And they do come out of her mind – “I have freaky dreams pretty much every night. They’re so strange, and often scary, and I usually wake up feeling like I’ve been in a different world.

"This probably helps for having a weird way of looking at things artistically, I don’t know!
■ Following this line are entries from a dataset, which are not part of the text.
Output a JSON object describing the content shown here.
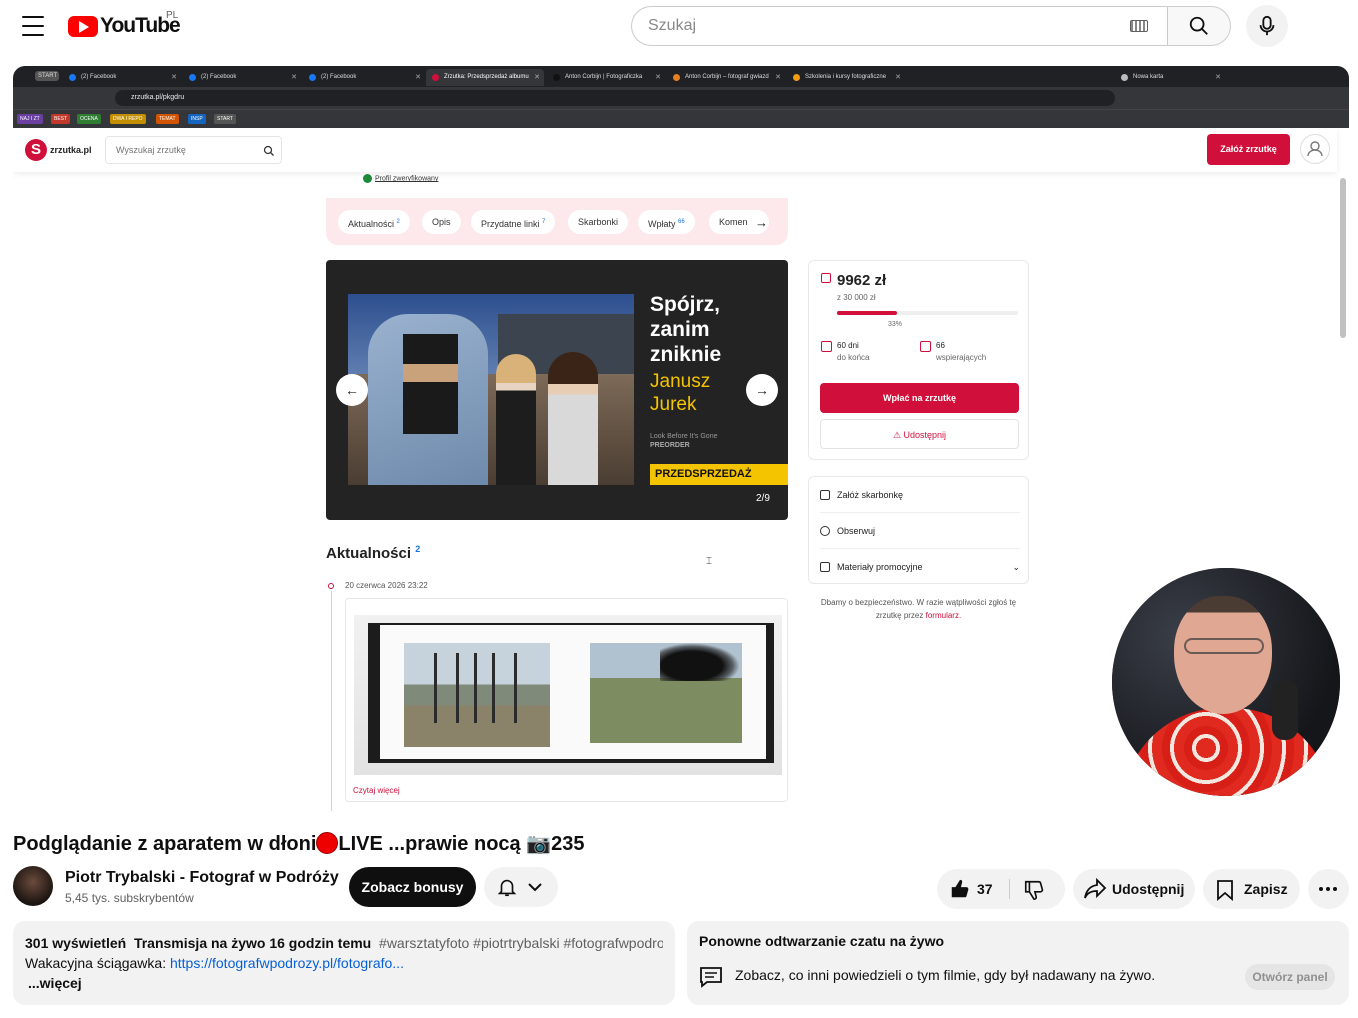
{
  "youtube": {
    "country": "PL",
    "search_placeholder": "Szukaj",
    "video_title": "Podglądanie z aparatem w dłoni",
    "video_title_live": "LIVE ...prawie nocą",
    "video_title_num": "235",
    "channel_name": "Piotr Trybalski - Fotograf w Podróży",
    "subscribers": "5,45 tys. subskrybentów",
    "bonus_label": "Zobacz bonusy",
    "likes": "37",
    "share_label": "Udostępnij",
    "save_label": "Zapisz",
    "description": {
      "views": "301 wyświetleń",
      "when": "Transmisja na żywo 16 godzin temu",
      "tags": "#warsztatyfoto #piotrtrybalski #fotografwpodro…",
      "line2_prefix": "Wakacyjna ściągawka:",
      "link": "https://fotografwpodrozy.pl/fotografo...",
      "more": "...więcej"
    },
    "chat": {
      "title": "Ponowne odtwarzanie czatu na żywo",
      "text": "Zobacz, co inni powiedzieli o tym filmie, gdy był nadawany na żywo.",
      "button": "Otwórz panel"
    }
  },
  "browser": {
    "tabs": [
      "START",
      "(2) Facebook",
      "(2) Facebook",
      "(2) Facebook",
      "Zrzutka: Przedsprzedaż albumu",
      "Anton Corbijn | Fotograficzka",
      "Anton Corbijn – fotograf gwiazd",
      "Szkolenia i kursy fotograficzne",
      "Nowa karta"
    ],
    "url": "zrzutka.pl/pkgdru",
    "bookmarks": [
      "NAJ I ZT",
      "BEST",
      "OCENA",
      "DWA I REPO",
      "TEMAT",
      "INSP",
      "START"
    ],
    "bookmark_colors": [
      "#6a3fa0",
      "#c0392b",
      "#2e7d32",
      "#c28f00",
      "#d35400",
      "#1565c0",
      "#555555"
    ]
  },
  "site": {
    "logo_name": "zrzutka.pl",
    "search_placeholder": "Wyszukaj zrzutkę",
    "create_button": "Załóż zrzutkę",
    "verified": "Profil zweryfikowany",
    "tabs": [
      {
        "label": "Aktualności",
        "badge": "2"
      },
      {
        "label": "Opis",
        "badge": ""
      },
      {
        "label": "Przydatne linki",
        "badge": "7"
      },
      {
        "label": "Skarbonki",
        "badge": ""
      },
      {
        "label": "Wpłaty",
        "badge": "66"
      },
      {
        "label": "Komen",
        "badge": ""
      }
    ],
    "slide": {
      "headline": [
        "Spójrz,",
        "zanim",
        "zniknie"
      ],
      "author": [
        "Janusz",
        "Jurek"
      ],
      "small1": "Look Before It's Gone",
      "small2": "PREORDER",
      "banner": "PRZEDSPRZEDAŻ",
      "counter": "2/9"
    },
    "news_heading": "Aktualności",
    "news_count": "2",
    "news_date": "20 czerwca 2026 23:22",
    "read_more": "Czytaj więcej",
    "fundraiser": {
      "amount": "9962 zł",
      "goal": "z 30 000 zł",
      "progress_pct": 33,
      "progress_label": "33%",
      "days": "60 dni",
      "days_sub": "do końca",
      "supporters": "66",
      "supporters_sub": "wspierających",
      "pay_button": "Wpłać na zrzutkę",
      "share_button": "Udostępnij"
    },
    "options": [
      "Załóż skarbonkę",
      "Obserwuj",
      "Materiały promocyjne"
    ],
    "safety_text": "Dbamy o bezpieczeństwo. W razie wątpliwości zgłoś tę zrzutkę przez",
    "safety_link": "formularz."
  }
}
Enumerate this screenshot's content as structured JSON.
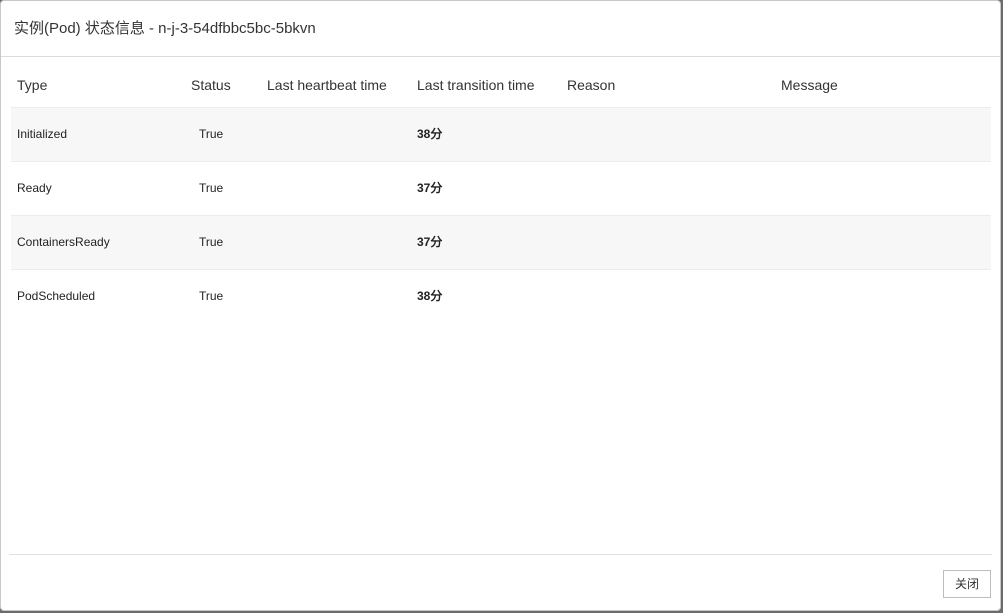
{
  "modal": {
    "title": "实例(Pod) 状态信息 - n-j-3-54dfbbc5bc-5bkvn",
    "close_label": "关闭"
  },
  "table": {
    "headers": {
      "type": "Type",
      "status": "Status",
      "last_heartbeat": "Last heartbeat time",
      "last_transition": "Last transition time",
      "reason": "Reason",
      "message": "Message"
    },
    "rows": [
      {
        "type": "Initialized",
        "status": "True",
        "last_heartbeat": "",
        "last_transition": "38分",
        "reason": "",
        "message": ""
      },
      {
        "type": "Ready",
        "status": "True",
        "last_heartbeat": "",
        "last_transition": "37分",
        "reason": "",
        "message": ""
      },
      {
        "type": "ContainersReady",
        "status": "True",
        "last_heartbeat": "",
        "last_transition": "37分",
        "reason": "",
        "message": ""
      },
      {
        "type": "PodScheduled",
        "status": "True",
        "last_heartbeat": "",
        "last_transition": "38分",
        "reason": "",
        "message": ""
      }
    ]
  }
}
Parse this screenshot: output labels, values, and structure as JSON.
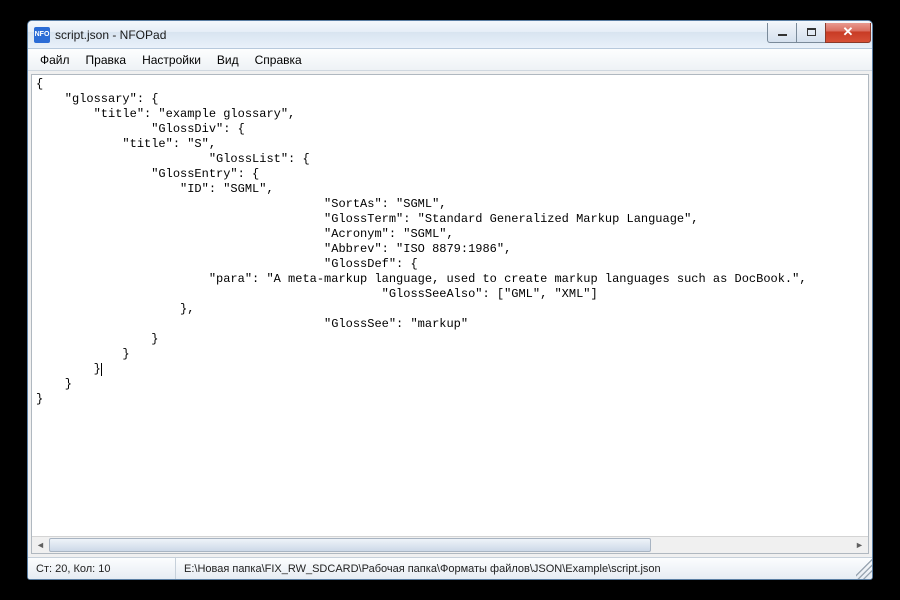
{
  "window": {
    "title": "script.json - NFOPad",
    "icon_label": "NFO"
  },
  "menu": {
    "items": [
      "Файл",
      "Правка",
      "Настройки",
      "Вид",
      "Справка"
    ]
  },
  "editor": {
    "lines": [
      "{",
      "    \"glossary\": {",
      "        \"title\": \"example glossary\",",
      "\t\t\"GlossDiv\": {",
      "            \"title\": \"S\",",
      "\t\t\t\"GlossList\": {",
      "                \"GlossEntry\": {",
      "                    \"ID\": \"SGML\",",
      "\t\t\t\t\t\"SortAs\": \"SGML\",",
      "\t\t\t\t\t\"GlossTerm\": \"Standard Generalized Markup Language\",",
      "\t\t\t\t\t\"Acronym\": \"SGML\",",
      "\t\t\t\t\t\"Abbrev\": \"ISO 8879:1986\",",
      "\t\t\t\t\t\"GlossDef\": {",
      "                        \"para\": \"A meta-markup language, used to create markup languages such as DocBook.\",",
      "\t\t\t\t\t\t\"GlossSeeAlso\": [\"GML\", \"XML\"]",
      "                    },",
      "\t\t\t\t\t\"GlossSee\": \"markup\"",
      "                }",
      "            }",
      "        }",
      "    }",
      "}"
    ],
    "cursor_line_index": 19,
    "cursor_after_text": "        }"
  },
  "statusbar": {
    "position": "Ст: 20, Кол: 10",
    "path": "E:\\Новая папка\\FIX_RW_SDCARD\\Рабочая папка\\Форматы файлов\\JSON\\Example\\script.json"
  }
}
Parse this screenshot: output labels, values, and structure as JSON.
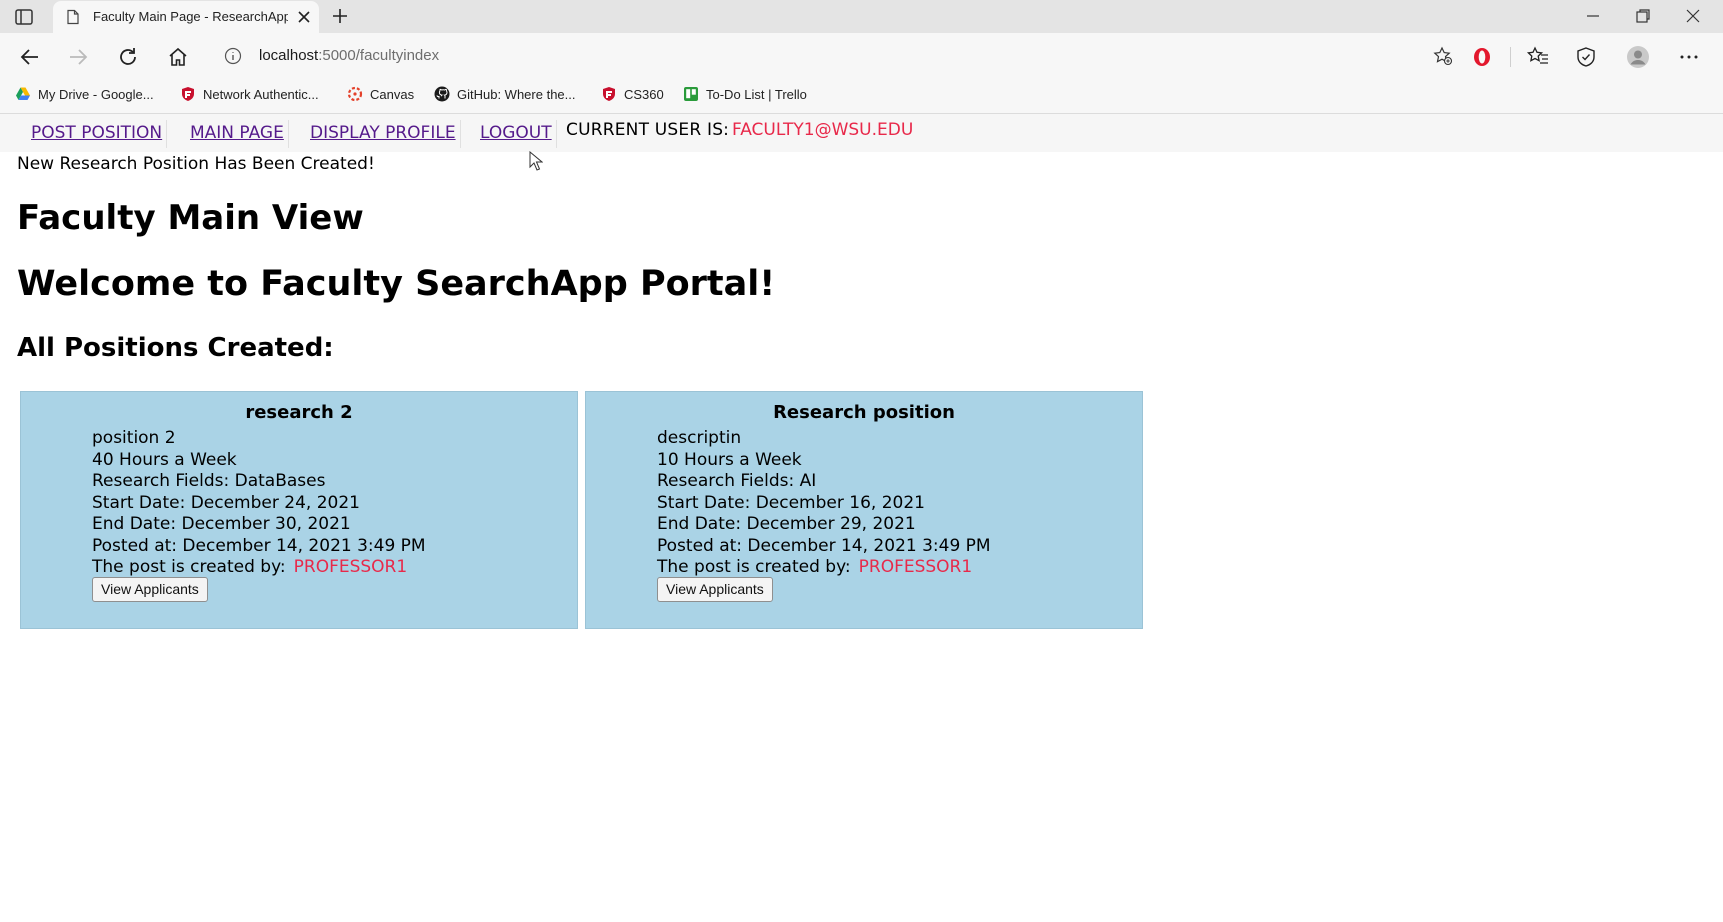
{
  "browser": {
    "tab_title": "Faculty Main Page - ResearchApp",
    "address": {
      "host": "localhost",
      "path": ":5000/facultyindex"
    },
    "bookmarks": [
      {
        "label": "My Drive - Google...",
        "icon": "google-drive-icon"
      },
      {
        "label": "Network Authentic...",
        "icon": "shield-icon"
      },
      {
        "label": "Canvas",
        "icon": "canvas-icon"
      },
      {
        "label": "GitHub: Where the...",
        "icon": "github-icon"
      },
      {
        "label": "CS360",
        "icon": "shield-icon"
      },
      {
        "label": "To-Do List | Trello",
        "icon": "trello-icon"
      }
    ]
  },
  "nav": {
    "post_position": "POST POSITION",
    "main_page": "MAIN PAGE",
    "display_profile": "DISPLAY PROFILE",
    "logout": "LOGOUT",
    "current_user_label": "CURRENT USER IS:",
    "current_user": "FACULTY1@WSU.EDU"
  },
  "flash_message": "New Research Position Has Been Created!",
  "headings": {
    "main_view": "Faculty Main View",
    "welcome": "Welcome to Faculty SearchApp Portal!",
    "all_positions": "All Positions Created:"
  },
  "positions": [
    {
      "title": "research 2",
      "description": "position 2",
      "hours": "40 Hours a Week",
      "fields": "Research Fields: DataBases",
      "start": "Start Date: December 24, 2021",
      "end": "End Date: December 30, 2021",
      "posted": "Posted at: December 14, 2021 3:49 PM",
      "created_by_label": "The post is created by:",
      "created_by": "PROFESSOR1",
      "button": "View Applicants"
    },
    {
      "title": "Research position",
      "description": "descriptin",
      "hours": "10 Hours a Week",
      "fields": "Research Fields: AI",
      "start": "Start Date: December 16, 2021",
      "end": "End Date: December 29, 2021",
      "posted": "Posted at: December 14, 2021 3:49 PM",
      "created_by_label": "The post is created by:",
      "created_by": "PROFESSOR1",
      "button": "View Applicants"
    }
  ],
  "colors": {
    "card_bg": "#aad3e6",
    "user_accent": "#e8294a",
    "visited_link": "#551a8b"
  }
}
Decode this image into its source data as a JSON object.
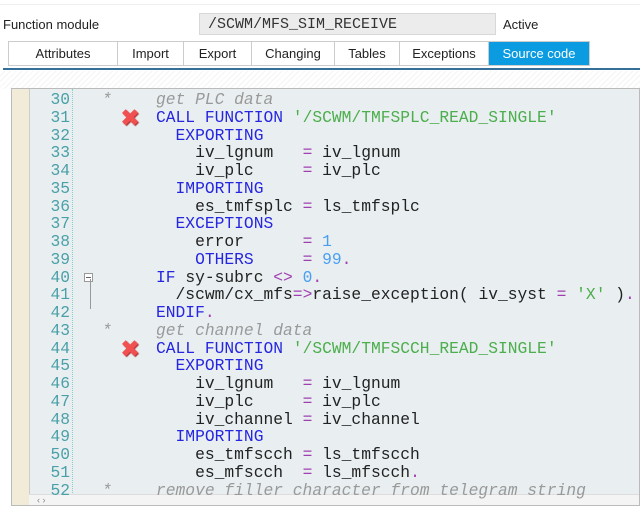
{
  "header": {
    "label": "Function module",
    "value": "/SCWM/MFS_SIM_RECEIVE",
    "status": "Active"
  },
  "tabs": [
    {
      "label": "Attributes",
      "w": 108
    },
    {
      "label": "Import",
      "w": 65
    },
    {
      "label": "Export",
      "w": 67
    },
    {
      "label": "Changing",
      "w": 82
    },
    {
      "label": "Tables",
      "w": 64
    },
    {
      "label": "Exceptions",
      "w": 88
    },
    {
      "label": "Source code",
      "w": 100,
      "active": true
    }
  ],
  "colors": {
    "accent": "#0a9be0",
    "keyword": "#2626e0",
    "string": "#4cae4c",
    "operator": "#a040b0",
    "number": "#4a9ef0",
    "comment": "#999999",
    "error": "#f05050"
  },
  "lines": [
    {
      "n": "30",
      "star": "*",
      "t": [
        [
          "cm",
          "get PLC data"
        ]
      ]
    },
    {
      "n": "31",
      "err": true,
      "t": [
        [
          "kw",
          "CALL FUNCTION "
        ],
        [
          "str",
          "'/SCWM/TMFSPLC_READ_SINGLE'"
        ]
      ]
    },
    {
      "n": "32",
      "t": [
        [
          "kw",
          "  EXPORTING"
        ]
      ]
    },
    {
      "n": "33",
      "t": [
        [
          "id",
          "    iv_lgnum   "
        ],
        [
          "op",
          "="
        ],
        [
          "id",
          " iv_lgnum"
        ]
      ]
    },
    {
      "n": "34",
      "t": [
        [
          "id",
          "    iv_plc     "
        ],
        [
          "op",
          "="
        ],
        [
          "id",
          " iv_plc"
        ]
      ]
    },
    {
      "n": "35",
      "t": [
        [
          "kw",
          "  IMPORTING"
        ]
      ]
    },
    {
      "n": "36",
      "t": [
        [
          "id",
          "    es_tmfsplc "
        ],
        [
          "op",
          "="
        ],
        [
          "id",
          " ls_tmfsplc"
        ]
      ]
    },
    {
      "n": "37",
      "t": [
        [
          "kw",
          "  EXCEPTIONS"
        ]
      ]
    },
    {
      "n": "38",
      "t": [
        [
          "id",
          "    error      "
        ],
        [
          "op",
          "="
        ],
        [
          "num",
          " 1"
        ]
      ]
    },
    {
      "n": "39",
      "t": [
        [
          "kw",
          "    OTHERS     "
        ],
        [
          "op",
          "="
        ],
        [
          "num",
          " 99"
        ],
        [
          "op",
          "."
        ]
      ]
    },
    {
      "n": "40",
      "fold": true,
      "t": [
        [
          "kw",
          "IF "
        ],
        [
          "id",
          "sy-subrc "
        ],
        [
          "op",
          "<>"
        ],
        [
          "num",
          " 0"
        ],
        [
          "op",
          "."
        ]
      ]
    },
    {
      "n": "41",
      "t": [
        [
          "id",
          "  /scwm/cx_mfs"
        ],
        [
          "op",
          "=>"
        ],
        [
          "id",
          "raise_exception( iv_syst "
        ],
        [
          "op",
          "="
        ],
        [
          "str",
          " 'X'"
        ],
        [
          "id",
          " )"
        ],
        [
          "op",
          "."
        ]
      ]
    },
    {
      "n": "42",
      "t": [
        [
          "kw",
          "ENDIF"
        ],
        [
          "op",
          "."
        ]
      ]
    },
    {
      "n": "43",
      "star": "*",
      "t": [
        [
          "cm",
          "get channel data"
        ]
      ]
    },
    {
      "n": "44",
      "err": true,
      "t": [
        [
          "kw",
          "CALL FUNCTION "
        ],
        [
          "str",
          "'/SCWM/TMFSCCH_READ_SINGLE'"
        ]
      ]
    },
    {
      "n": "45",
      "t": [
        [
          "kw",
          "  EXPORTING"
        ]
      ]
    },
    {
      "n": "46",
      "t": [
        [
          "id",
          "    iv_lgnum   "
        ],
        [
          "op",
          "="
        ],
        [
          "id",
          " iv_lgnum"
        ]
      ]
    },
    {
      "n": "47",
      "t": [
        [
          "id",
          "    iv_plc     "
        ],
        [
          "op",
          "="
        ],
        [
          "id",
          " iv_plc"
        ]
      ]
    },
    {
      "n": "48",
      "t": [
        [
          "id",
          "    iv_channel "
        ],
        [
          "op",
          "="
        ],
        [
          "id",
          " iv_channel"
        ]
      ]
    },
    {
      "n": "49",
      "t": [
        [
          "kw",
          "  IMPORTING"
        ]
      ]
    },
    {
      "n": "50",
      "t": [
        [
          "id",
          "    es_tmfscch "
        ],
        [
          "op",
          "="
        ],
        [
          "id",
          " ls_tmfscch"
        ]
      ]
    },
    {
      "n": "51",
      "t": [
        [
          "id",
          "    es_mfscch  "
        ],
        [
          "op",
          "="
        ],
        [
          "id",
          " ls_mfscch"
        ],
        [
          "op",
          "."
        ]
      ]
    },
    {
      "n": "52",
      "star": "*",
      "t": [
        [
          "cm",
          "remove filler character from telegram string"
        ]
      ]
    }
  ],
  "scrollbar": {
    "arrows": "‹ ›"
  }
}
If I have a dream that is particularly weird or interesting I jot it down in my “dream book” which I sometimes go back to for inspiration.”

Davis studied at the Norwich School of Art and Design, where she did a broad course that touched on everything from typography to photography, with animation, illustration and graphics thrown in.

“I’d never done animation before doing the course, and I just loved seeing my illustrations come to life,” says Davis. “I also had a brilliant teacher.”

Now based in London, Davis creates her pieces using Photoshop and After Effects. “It seems that if I learned 3D programs and Flash, I’d get a lot more animation work, but at the moment I’m happy with just these two – they don’t seem to limit me at all for what I want to create.”

Her work gets screened regularly at film festivals and other animation events, and she has created promos for a couple of up-and-coming bands, as well as work for other small clients.

She is currently in talks about illustrating a children’s book and doing animations for a documentary. “It’s all very exciting,” she says.

Davis’ projects so far include a promo blending animation, stop-motion and live action for the band Bim (above). “If anyone asks what sort of animation I do I just say 2D mixed media,” says Katy Davis. “I mush together photographs, film and illustrations to achieve the image I have in my mind.”